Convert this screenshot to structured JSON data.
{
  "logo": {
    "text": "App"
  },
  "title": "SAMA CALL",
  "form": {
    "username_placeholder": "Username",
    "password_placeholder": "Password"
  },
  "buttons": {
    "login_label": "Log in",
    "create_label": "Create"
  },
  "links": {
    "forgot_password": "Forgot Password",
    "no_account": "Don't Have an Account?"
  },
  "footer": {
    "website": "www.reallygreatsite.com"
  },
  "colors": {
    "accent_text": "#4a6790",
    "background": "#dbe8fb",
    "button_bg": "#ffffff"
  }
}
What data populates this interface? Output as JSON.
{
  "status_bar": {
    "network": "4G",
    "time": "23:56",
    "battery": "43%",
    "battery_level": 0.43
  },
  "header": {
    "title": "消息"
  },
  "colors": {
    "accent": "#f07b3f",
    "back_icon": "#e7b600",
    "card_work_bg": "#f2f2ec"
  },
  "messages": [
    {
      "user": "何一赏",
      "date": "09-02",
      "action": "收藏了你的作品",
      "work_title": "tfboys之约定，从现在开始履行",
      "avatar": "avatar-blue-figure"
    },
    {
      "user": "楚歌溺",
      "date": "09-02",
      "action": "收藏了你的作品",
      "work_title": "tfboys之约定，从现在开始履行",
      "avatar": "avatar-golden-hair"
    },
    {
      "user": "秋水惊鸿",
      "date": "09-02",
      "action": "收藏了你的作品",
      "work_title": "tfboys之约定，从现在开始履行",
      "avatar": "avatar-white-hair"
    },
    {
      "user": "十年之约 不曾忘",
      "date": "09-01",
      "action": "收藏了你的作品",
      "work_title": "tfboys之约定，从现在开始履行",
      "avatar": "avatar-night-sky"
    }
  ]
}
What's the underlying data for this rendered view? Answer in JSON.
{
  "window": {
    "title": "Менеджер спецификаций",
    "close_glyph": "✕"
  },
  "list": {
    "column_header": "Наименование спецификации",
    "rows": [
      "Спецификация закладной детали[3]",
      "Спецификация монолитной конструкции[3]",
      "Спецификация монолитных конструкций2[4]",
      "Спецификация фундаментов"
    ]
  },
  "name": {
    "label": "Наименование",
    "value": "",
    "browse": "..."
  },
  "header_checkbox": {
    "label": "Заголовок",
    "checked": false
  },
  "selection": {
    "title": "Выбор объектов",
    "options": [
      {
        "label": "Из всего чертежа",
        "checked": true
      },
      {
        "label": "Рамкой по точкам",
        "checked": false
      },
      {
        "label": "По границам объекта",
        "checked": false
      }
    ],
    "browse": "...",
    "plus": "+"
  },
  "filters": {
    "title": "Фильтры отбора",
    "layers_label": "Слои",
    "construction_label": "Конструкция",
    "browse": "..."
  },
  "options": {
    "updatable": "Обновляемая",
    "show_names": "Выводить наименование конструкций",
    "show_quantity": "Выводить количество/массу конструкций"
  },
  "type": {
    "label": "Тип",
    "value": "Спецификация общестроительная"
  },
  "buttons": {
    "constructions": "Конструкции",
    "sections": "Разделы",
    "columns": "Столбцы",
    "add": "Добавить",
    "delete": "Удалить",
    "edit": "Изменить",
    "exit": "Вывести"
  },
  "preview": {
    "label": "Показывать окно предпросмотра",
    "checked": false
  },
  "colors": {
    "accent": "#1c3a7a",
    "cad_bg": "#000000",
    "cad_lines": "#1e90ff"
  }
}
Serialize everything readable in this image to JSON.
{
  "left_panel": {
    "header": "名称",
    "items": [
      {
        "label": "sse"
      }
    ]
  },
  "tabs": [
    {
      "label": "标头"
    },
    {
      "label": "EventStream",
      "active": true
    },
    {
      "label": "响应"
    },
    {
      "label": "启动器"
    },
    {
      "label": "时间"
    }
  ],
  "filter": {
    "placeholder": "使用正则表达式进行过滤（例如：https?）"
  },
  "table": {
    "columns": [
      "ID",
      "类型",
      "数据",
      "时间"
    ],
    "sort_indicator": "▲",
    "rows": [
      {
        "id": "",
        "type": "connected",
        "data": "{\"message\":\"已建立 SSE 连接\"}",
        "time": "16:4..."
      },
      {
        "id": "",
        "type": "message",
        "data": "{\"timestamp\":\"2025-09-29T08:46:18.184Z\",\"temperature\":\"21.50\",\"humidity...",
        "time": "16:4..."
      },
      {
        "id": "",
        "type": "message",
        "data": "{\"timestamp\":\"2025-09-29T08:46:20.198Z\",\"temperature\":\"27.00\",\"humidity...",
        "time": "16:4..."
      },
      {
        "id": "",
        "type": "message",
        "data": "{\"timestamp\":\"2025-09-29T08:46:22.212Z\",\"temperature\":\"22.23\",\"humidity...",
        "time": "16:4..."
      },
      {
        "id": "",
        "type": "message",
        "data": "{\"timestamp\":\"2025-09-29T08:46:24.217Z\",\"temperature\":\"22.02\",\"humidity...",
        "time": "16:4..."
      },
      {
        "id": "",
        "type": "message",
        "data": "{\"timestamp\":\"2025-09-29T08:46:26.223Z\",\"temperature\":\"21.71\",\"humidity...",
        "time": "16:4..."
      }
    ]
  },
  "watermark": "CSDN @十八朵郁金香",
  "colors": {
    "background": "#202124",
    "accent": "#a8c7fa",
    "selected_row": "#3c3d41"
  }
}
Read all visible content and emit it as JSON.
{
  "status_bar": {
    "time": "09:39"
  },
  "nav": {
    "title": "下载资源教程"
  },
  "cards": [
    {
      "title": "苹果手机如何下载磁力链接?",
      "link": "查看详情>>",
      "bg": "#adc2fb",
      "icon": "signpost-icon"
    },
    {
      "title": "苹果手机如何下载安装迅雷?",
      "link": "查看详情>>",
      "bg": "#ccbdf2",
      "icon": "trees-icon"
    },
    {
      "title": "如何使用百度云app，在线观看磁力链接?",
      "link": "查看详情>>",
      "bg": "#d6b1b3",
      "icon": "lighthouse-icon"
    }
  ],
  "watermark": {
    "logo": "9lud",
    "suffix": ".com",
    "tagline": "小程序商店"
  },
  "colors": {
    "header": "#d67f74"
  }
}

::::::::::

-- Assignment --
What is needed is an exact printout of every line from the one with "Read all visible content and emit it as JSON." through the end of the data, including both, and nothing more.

-- Answer --
Read all visible content and emit it as JSON.
{
  "status_bar": {
    "time": "09:39"
  },
  "nav": {
    "title": "下载资源教程"
  },
  "cards": [
    {
      "title": "苹果手机如何下载磁力链接?",
      "link": "查看详情>>",
      "bg": "#adc2fb",
      "icon": "signpost-icon"
    },
    {
      "title": "苹果手机如何下载安装迅雷?",
      "link": "查看详情>>",
      "bg": "#ccbdf2",
      "icon": "trees-icon"
    },
    {
      "title": "如何使用百度云app，在线观看磁力链接?",
      "link": "查看详情>>",
      "bg": "#d6b1b3",
      "icon": "lighthouse-icon"
    }
  ],
  "watermark": {
    "logo": "9lud",
    "suffix": ".com",
    "tagline": "小程序商店"
  },
  "colors": {
    "header": "#d67f74"
  }
}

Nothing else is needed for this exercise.